Your task is to print each entry exactly as written.
==== The input
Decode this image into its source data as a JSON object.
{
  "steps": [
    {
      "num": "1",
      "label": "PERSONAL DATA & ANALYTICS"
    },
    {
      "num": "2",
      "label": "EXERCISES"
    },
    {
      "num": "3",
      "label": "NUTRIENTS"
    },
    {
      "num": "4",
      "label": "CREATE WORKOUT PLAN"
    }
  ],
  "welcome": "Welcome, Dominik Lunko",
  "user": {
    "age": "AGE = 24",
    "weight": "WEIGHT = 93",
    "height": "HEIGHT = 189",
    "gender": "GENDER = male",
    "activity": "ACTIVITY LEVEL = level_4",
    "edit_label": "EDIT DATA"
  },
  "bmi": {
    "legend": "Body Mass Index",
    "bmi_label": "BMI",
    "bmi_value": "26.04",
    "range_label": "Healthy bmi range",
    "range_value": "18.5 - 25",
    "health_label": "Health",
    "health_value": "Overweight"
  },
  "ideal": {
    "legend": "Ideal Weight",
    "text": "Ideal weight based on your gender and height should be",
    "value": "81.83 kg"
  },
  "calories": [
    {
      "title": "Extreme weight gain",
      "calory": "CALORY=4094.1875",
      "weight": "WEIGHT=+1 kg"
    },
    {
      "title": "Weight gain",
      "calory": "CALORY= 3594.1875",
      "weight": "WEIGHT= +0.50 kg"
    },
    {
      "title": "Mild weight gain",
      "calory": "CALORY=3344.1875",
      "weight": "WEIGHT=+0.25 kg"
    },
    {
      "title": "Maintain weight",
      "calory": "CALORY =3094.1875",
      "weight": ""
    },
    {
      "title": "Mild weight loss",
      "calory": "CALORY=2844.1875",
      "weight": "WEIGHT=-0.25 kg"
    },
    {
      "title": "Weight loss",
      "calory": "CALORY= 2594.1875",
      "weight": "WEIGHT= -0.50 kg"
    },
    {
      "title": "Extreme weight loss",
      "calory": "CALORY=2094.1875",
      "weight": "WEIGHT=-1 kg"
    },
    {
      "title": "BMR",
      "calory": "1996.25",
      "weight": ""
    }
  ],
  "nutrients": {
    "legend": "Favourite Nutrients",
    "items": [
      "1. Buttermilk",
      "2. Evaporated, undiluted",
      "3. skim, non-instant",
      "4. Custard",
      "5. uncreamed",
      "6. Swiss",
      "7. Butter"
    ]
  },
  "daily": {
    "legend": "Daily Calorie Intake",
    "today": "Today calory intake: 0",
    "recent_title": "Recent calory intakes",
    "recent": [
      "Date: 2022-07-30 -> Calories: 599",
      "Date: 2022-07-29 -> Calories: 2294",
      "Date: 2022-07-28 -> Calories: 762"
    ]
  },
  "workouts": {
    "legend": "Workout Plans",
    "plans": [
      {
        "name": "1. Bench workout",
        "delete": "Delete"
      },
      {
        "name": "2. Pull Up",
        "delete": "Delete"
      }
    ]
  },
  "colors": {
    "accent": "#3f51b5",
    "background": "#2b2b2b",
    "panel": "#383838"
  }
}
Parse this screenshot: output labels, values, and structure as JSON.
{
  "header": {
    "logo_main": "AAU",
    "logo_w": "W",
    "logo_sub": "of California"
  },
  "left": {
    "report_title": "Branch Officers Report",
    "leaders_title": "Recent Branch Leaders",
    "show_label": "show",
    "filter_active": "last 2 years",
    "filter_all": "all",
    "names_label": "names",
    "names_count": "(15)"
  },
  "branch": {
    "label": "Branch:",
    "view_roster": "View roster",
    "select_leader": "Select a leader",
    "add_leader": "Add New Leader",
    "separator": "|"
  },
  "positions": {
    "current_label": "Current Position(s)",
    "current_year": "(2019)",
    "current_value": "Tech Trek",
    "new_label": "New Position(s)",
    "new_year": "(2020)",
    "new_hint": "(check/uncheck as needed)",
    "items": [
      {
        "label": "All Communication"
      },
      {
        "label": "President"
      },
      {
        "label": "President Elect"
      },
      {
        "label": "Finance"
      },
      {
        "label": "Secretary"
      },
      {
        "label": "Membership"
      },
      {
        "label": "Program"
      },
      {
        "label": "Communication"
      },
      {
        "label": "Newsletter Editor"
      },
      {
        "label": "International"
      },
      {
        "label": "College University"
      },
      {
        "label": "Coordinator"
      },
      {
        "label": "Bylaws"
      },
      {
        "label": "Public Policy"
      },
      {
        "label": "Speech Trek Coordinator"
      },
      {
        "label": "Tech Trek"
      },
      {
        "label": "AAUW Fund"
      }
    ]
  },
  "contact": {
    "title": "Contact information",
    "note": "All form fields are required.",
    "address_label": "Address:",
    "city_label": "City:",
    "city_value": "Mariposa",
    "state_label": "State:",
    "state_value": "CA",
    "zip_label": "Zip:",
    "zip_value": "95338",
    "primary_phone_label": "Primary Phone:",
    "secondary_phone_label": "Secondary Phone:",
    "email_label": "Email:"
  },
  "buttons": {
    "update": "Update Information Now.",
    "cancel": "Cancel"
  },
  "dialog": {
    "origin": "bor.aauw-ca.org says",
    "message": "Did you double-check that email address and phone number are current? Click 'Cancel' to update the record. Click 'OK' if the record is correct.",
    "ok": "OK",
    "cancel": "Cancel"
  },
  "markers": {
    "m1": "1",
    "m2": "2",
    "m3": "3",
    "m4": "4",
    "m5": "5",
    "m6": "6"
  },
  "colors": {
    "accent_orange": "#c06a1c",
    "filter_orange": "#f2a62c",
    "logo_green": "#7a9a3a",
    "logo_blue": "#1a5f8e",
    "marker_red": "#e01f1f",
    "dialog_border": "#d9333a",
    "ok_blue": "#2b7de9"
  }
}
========
**Exercise solution**
Decode this image into its source data as a JSON object.
{
  "steps": [
    {
      "num": "1",
      "label": "PERSONAL DATA & ANALYTICS"
    },
    {
      "num": "2",
      "label": "EXERCISES"
    },
    {
      "num": "3",
      "label": "NUTRIENTS"
    },
    {
      "num": "4",
      "label": "CREATE WORKOUT PLAN"
    }
  ],
  "welcome": "Welcome, Dominik Lunko",
  "user": {
    "age": "AGE = 24",
    "weight": "WEIGHT = 93",
    "height": "HEIGHT = 189",
    "gender": "GENDER = male",
    "activity": "ACTIVITY LEVEL = level_4",
    "edit_label": "EDIT DATA"
  },
  "bmi": {
    "legend": "Body Mass Index",
    "bmi_label": "BMI",
    "bmi_value": "26.04",
    "range_label": "Healthy bmi range",
    "range_value": "18.5 - 25",
    "health_label": "Health",
    "health_value": "Overweight"
  },
  "ideal": {
    "legend": "Ideal Weight",
    "text": "Ideal weight based on your gender and height should be",
    "value": "81.83 kg"
  },
  "calories": [
    {
      "title": "Extreme weight gain",
      "calory": "CALORY=4094.1875",
      "weight": "WEIGHT=+1 kg"
    },
    {
      "title": "Weight gain",
      "calory": "CALORY= 3594.1875",
      "weight": "WEIGHT= +0.50 kg"
    },
    {
      "title": "Mild weight gain",
      "calory": "CALORY=3344.1875",
      "weight": "WEIGHT=+0.25 kg"
    },
    {
      "title": "Maintain weight",
      "calory": "CALORY =3094.1875",
      "weight": ""
    },
    {
      "title": "Mild weight loss",
      "calory": "CALORY=2844.1875",
      "weight": "WEIGHT=-0.25 kg"
    },
    {
      "title": "Weight loss",
      "calory": "CALORY= 2594.1875",
      "weight": "WEIGHT= -0.50 kg"
    },
    {
      "title": "Extreme weight loss",
      "calory": "CALORY=2094.1875",
      "weight": "WEIGHT=-1 kg"
    },
    {
      "title": "BMR",
      "calory": "1996.25",
      "weight": ""
    }
  ],
  "nutrients": {
    "legend": "Favourite Nutrients",
    "items": [
      "1. Buttermilk",
      "2. Evaporated, undiluted",
      "3. skim, non-instant",
      "4. Custard",
      "5. uncreamed",
      "6. Swiss",
      "7. Butter"
    ]
  },
  "daily": {
    "legend": "Daily Calorie Intake",
    "today": "Today calory intake: 0",
    "recent_title": "Recent calory intakes",
    "recent": [
      "Date: 2022-07-30 -> Calories: 599",
      "Date: 2022-07-29 -> Calories: 2294",
      "Date: 2022-07-28 -> Calories: 762"
    ]
  },
  "workouts": {
    "legend": "Workout Plans",
    "plans": [
      {
        "name": "1. Bench workout",
        "delete": "Delete"
      },
      {
        "name": "2. Pull Up",
        "delete": "Delete"
      }
    ]
  },
  "colors": {
    "accent": "#3f51b5",
    "background": "#2b2b2b",
    "panel": "#383838"
  }
}
Parse this screenshot: output labels, values, and structure as JSON.
{
  "header": {
    "logo_main": "AAU",
    "logo_w": "W",
    "logo_sub": "of California"
  },
  "left": {
    "report_title": "Branch Officers Report",
    "leaders_title": "Recent Branch Leaders",
    "show_label": "show",
    "filter_active": "last 2 years",
    "filter_all": "all",
    "names_label": "names",
    "names_count": "(15)"
  },
  "branch": {
    "label": "Branch:",
    "view_roster": "View roster",
    "select_leader": "Select a leader",
    "add_leader": "Add New Leader",
    "separator": "|"
  },
  "positions": {
    "current_label": "Current Position(s)",
    "current_year": "(2019)",
    "current_value": "Tech Trek",
    "new_label": "New Position(s)",
    "new_year": "(2020)",
    "new_hint": "(check/uncheck as needed)",
    "items": [
      {
        "label": "All Communication"
      },
      {
        "label": "President"
      },
      {
        "label": "President Elect"
      },
      {
        "label": "Finance"
      },
      {
        "label": "Secretary"
      },
      {
        "label": "Membership"
      },
      {
        "label": "Program"
      },
      {
        "label": "Communication"
      },
      {
        "label": "Newsletter Editor"
      },
      {
        "label": "International"
      },
      {
        "label": "College University"
      },
      {
        "label": "Coordinator"
      },
      {
        "label": "Bylaws"
      },
      {
        "label": "Public Policy"
      },
      {
        "label": "Speech Trek Coordinator"
      },
      {
        "label": "Tech Trek"
      },
      {
        "label": "AAUW Fund"
      }
    ]
  },
  "contact": {
    "title": "Contact information",
    "note": "All form fields are required.",
    "address_label": "Address:",
    "city_label": "City:",
    "city_value": "Mariposa",
    "state_label": "State:",
    "state_value": "CA",
    "zip_label": "Zip:",
    "zip_value": "95338",
    "primary_phone_label": "Primary Phone:",
    "secondary_phone_label": "Secondary Phone:",
    "email_label": "Email:"
  },
  "buttons": {
    "update": "Update Information Now.",
    "cancel": "Cancel"
  },
  "dialog": {
    "origin": "bor.aauw-ca.org says",
    "message": "Did you double-check that email address and phone number are current? Click 'Cancel' to update the record. Click 'OK' if the record is correct.",
    "ok": "OK",
    "cancel": "Cancel"
  },
  "markers": {
    "m1": "1",
    "m2": "2",
    "m3": "3",
    "m4": "4",
    "m5": "5",
    "m6": "6"
  },
  "colors": {
    "accent_orange": "#c06a1c",
    "filter_orange": "#f2a62c",
    "logo_green": "#7a9a3a",
    "logo_blue": "#1a5f8e",
    "marker_red": "#e01f1f",
    "dialog_border": "#d9333a",
    "ok_blue": "#2b7de9"
  }
}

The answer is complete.